But Pederson was no stranger to going for it on fourth down. In two seasons, the Eagles converted 30 of a league-high 53 fourth down tries (56.6 percent).
Pederson would gamble once more time midway through the fourth quarter. Trailing 33-32 with four minutes and 52 seconds left, the Eagles faced fourth and one on their own 45-yard line. A failed conversion there and the game was possibly over.
But Foles stood in against the rush and chucked a dart to Zach Ertz for two yards and a first down. Six plays later, he hooked up with his trusty tight end again – this time for the go-ahead 11-yard touchdown.
The Eagles never lost the lead again.

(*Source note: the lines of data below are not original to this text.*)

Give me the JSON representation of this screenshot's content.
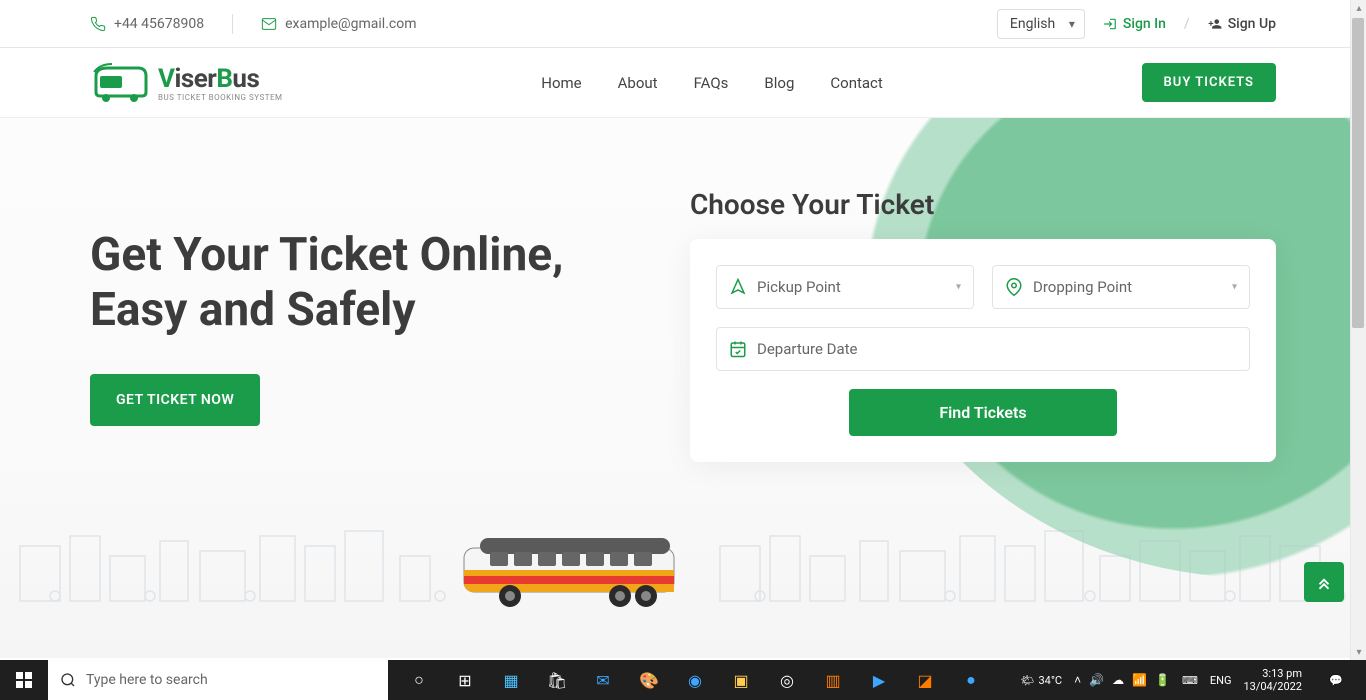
{
  "topbar": {
    "phone": "+44 45678908",
    "email": "example@gmail.com",
    "language": "English",
    "signin": "Sign In",
    "signup": "Sign Up"
  },
  "nav": {
    "brand": "ViserBus",
    "tagline": "BUS TICKET BOOKING SYSTEM",
    "links": [
      "Home",
      "About",
      "FAQs",
      "Blog",
      "Contact"
    ],
    "buy": "BUY  TICKETS"
  },
  "hero": {
    "headline": "Get Your Ticket Online, Easy and Safely",
    "cta": "GET TICKET NOW",
    "form_title": "Choose Your Ticket",
    "pickup_placeholder": "Pickup Point",
    "dropping_placeholder": "Dropping Point",
    "date_placeholder": "Departure Date",
    "find": "Find Tickets"
  },
  "taskbar": {
    "search_placeholder": "Type here to search",
    "temp": "34°C",
    "lang": "ENG",
    "time": "3:13 pm",
    "date": "13/04/2022"
  }
}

In a battle of coaching wits, Pederson got the better of Belichick. Why? Earlier in the second quarter, the Patriots faced a fourth down and 1 on the Eagles 8. The Eagles were up, 9-3. The Patriots had already proven that they could move the ball. But rather than go for it, Belichick turtled up and attempted a field goal.
It wasn't the Patriots coach's fault that the snap was bad and that kicker Stephen Gostkowski clanked his attempt off the left upright. But Pederson would have likely gone for it. That's how the game should be played. Indecisiveness is hardly rewarded in the NFL, especially against the likes of Belichick.
Jaguars coach Doug Marrone played conservatively in the AFC championship game and it cost his team. Pederson would not fall prey to the same thinking. He would lay it all on the line and for his efforts the Eagles were rewarded.
Pederson had once been doubted. He had been underestimated. He had been lampooned. But the Eagles coach had the last laugh. Of course, he didn't take any credit for the success of the "Philly Special."